YACCS is now saying that commenting will probably be down until Monday 9/8 or so. Until then you can always email me (link at right).
The Star has a really cool article about the Rillito "river" (those of you who speak Spanish will get the point), including some nice pictures. If you've never been in Tucson in the summertime, you've never gotten to see these rivers flowing as we residents have. It's an awesome sight.

Wednesday, September 03, 2003

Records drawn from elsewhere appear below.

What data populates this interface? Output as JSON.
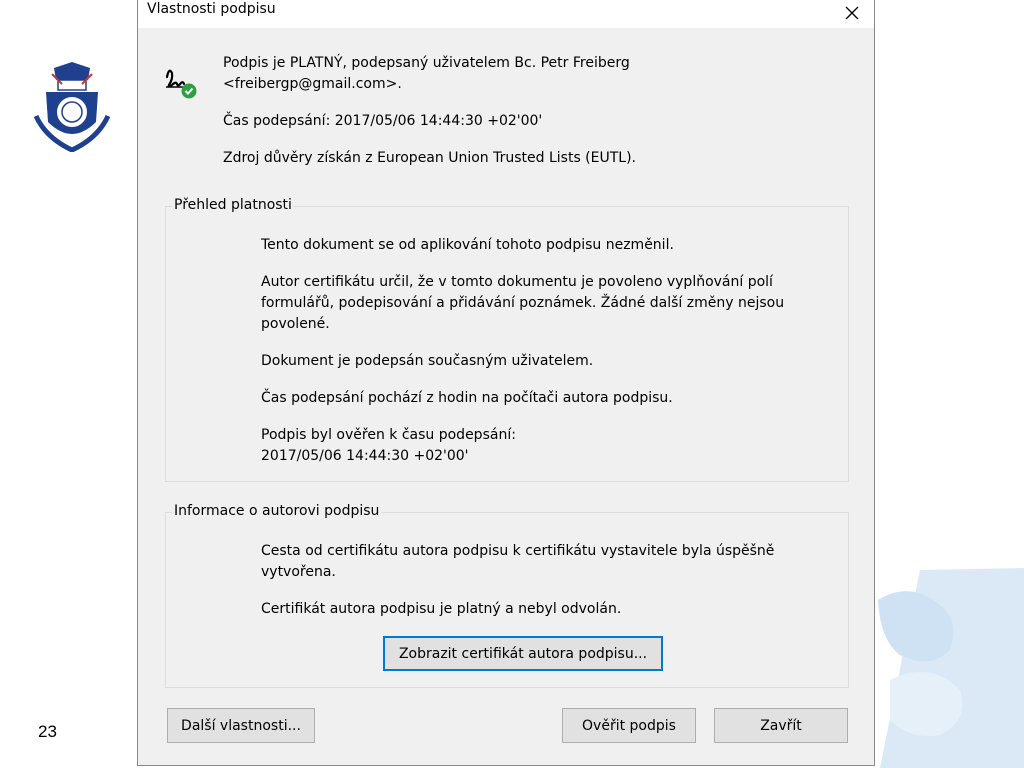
{
  "dialog": {
    "title": "Vlastnosti podpisu",
    "signature_status_line1": "Podpis je PLATNÝ, podepsaný uživatelem Bc. Petr Freiberg",
    "signature_status_line2": "<freibergp@gmail.com>.",
    "signing_time": "Čas podepsání:  2017/05/06 14:44:30 +02'00'",
    "trust_source": "Zdroj důvěry získán z European Union Trusted Lists (EUTL)."
  },
  "validity": {
    "label": "Přehled platnosti",
    "line1": "Tento dokument se od aplikování tohoto podpisu nezměnil.",
    "line2a": "Autor certifikátu určil, že v tomto dokumentu je povoleno vyplňování polí",
    "line2b": "formulářů, podepisování a přidávání poznámek. Žádné další změny nejsou",
    "line2c": "povolené.",
    "line3": "Dokument je podepsán současným uživatelem.",
    "line4": "Čas podepsání pochází z hodin na počítači autora podpisu.",
    "line5a": "Podpis byl ověřen k času podepsání:",
    "line5b": "2017/05/06 14:44:30 +02'00'"
  },
  "signer": {
    "label": "Informace o autorovi podpisu",
    "line1a": "Cesta od certifikátu autora podpisu k certifikátu vystavitele byla úspěšně",
    "line1b": "vytvořena.",
    "line2": "Certifikát autora podpisu je platný a nebyl odvolán.",
    "show_cert_button": "Zobrazit certifikát autora podpisu..."
  },
  "footer": {
    "more_props_button": "Další vlastnosti...",
    "verify_button": "Ověřit podpis",
    "close_button": "Zavřít"
  },
  "slide": {
    "page_number": "23"
  },
  "icons": {
    "close": "close-icon",
    "signature": "signature-valid-icon",
    "logo": "university-crest-logo"
  },
  "colors": {
    "accent": "#0078d7",
    "valid_green": "#2ea043",
    "dialog_bg": "#f0f0f0"
  }
}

On the way back from the dentist, I passed a truck with a sticker that said "Our Drivers Test Drug Free". I couldn't help but think how amusing it would be to add an "s" to "drug"...
I had a dentist appointment today, a checkup on my periodontal disease. Fortunately it looks like it is under control and shouldn't be a problem. The dentist and hygienist are both very impressed with my progress and that I've been (*gasp*) actually doing what I was asked to do! Hey, they are my teeth and I want them to be with me till I die!
Frank Deford asks us not to hate Anna Kournikova just because she's beautiful. Hey, I think she's terrific. Okay, as a tennis player she's not the best, but I'm sure she could beat the heck out of me. Of course I'd be a bit distracted :-).

Tuesday, September 02, 2003

The Arizona Daily Wildcat reports on a police raid that resulted in 57 people being taken to jail. Not surprisingly the underage students are griping that police should have more important things to do than arrest people who've been drinking. Personally I think it's terrific. In a community that's seen some tragic deaths recently due to underage drunk drivers, the more that this sort of thing can be prevented the better off we all are.

Monday, September 01, 2003

While heading to the rink today to skate, I almost had an accident -- the person ahead of me was turning right into Walmart, and I of course was intending to go straight. A person trying to make a left turn coming out of Walmart evidently assumed I was going to make a right turn as well and almost hit me. Fortunately we both jammed on our brakes and I avoided her by 2 or 3 feet. Sheesh.